══ SOURCE DATA

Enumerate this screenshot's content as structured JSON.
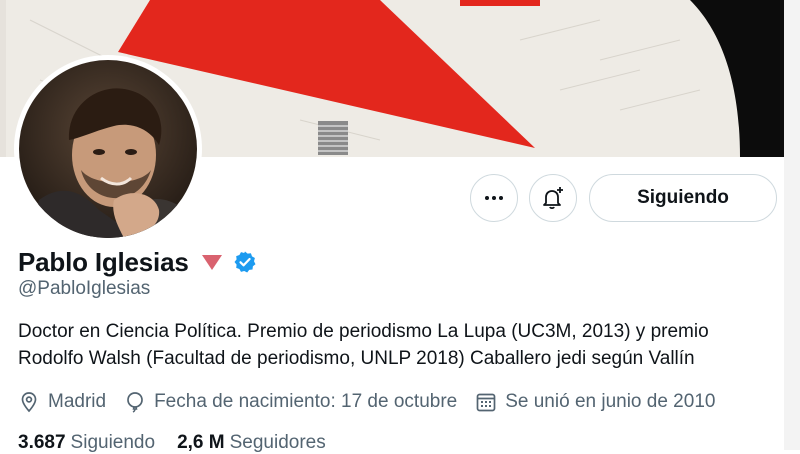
{
  "profile": {
    "display_name": "Pablo Iglesias",
    "handle": "@PabloIglesias",
    "bio": "Doctor en Ciencia Política. Premio de periodismo La Lupa (UC3M, 2013) y premio Rodolfo Walsh (Facultad de periodismo, UNLP 2018) Caballero jedi según Vallín",
    "badge_color": "#d9626f",
    "verified_color": "#1d9bf0"
  },
  "actions": {
    "more_icon": "more-horizontal-icon",
    "notify_icon": "bell-plus-icon",
    "follow_label": "Siguiendo"
  },
  "meta": {
    "location": "Madrid",
    "birthday": "Fecha de nacimiento: 17 de octubre",
    "joined": "Se unió en junio de 2010"
  },
  "stats": {
    "following_count": "3.687",
    "following_label": "Siguiendo",
    "followers_count": "2,6 M",
    "followers_label": "Seguidores"
  }
}
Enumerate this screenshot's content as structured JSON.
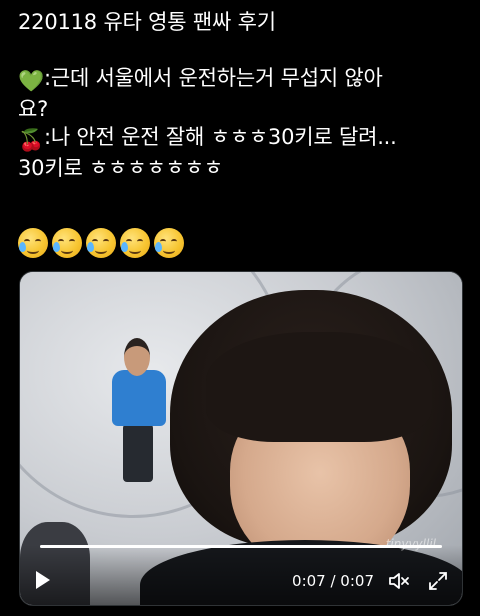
{
  "tweet": {
    "title_line": "220118 유타 영통 팬싸 후기",
    "q_emoji": "💚",
    "q_text": ":근데 서울에서 운전하는거 무섭지 않아",
    "q_text2": "요?",
    "a_emoji": "🍒",
    "a_text": ":나 안전 운전 잘해 ㅎㅎㅎ30키로 달려...",
    "a_text2": "30키로 ㅎㅎㅎㅎㅎㅎㅎ",
    "reaction_icon": "face-holding-back-tears-icon",
    "reaction_count": 5
  },
  "video": {
    "progress": 1.0,
    "time_display": "0:07 / 0:07",
    "watermark": "tinyvyllil",
    "play_icon": "play-icon",
    "mute_icon": "speaker-muted-icon",
    "fullscreen_icon": "fullscreen-icon"
  },
  "colors": {
    "background": "#000000",
    "text": "#ffffff",
    "border": "#2f3336"
  }
}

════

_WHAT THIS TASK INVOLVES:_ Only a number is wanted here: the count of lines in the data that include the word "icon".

_EXERCISE RESPONSE:_ 6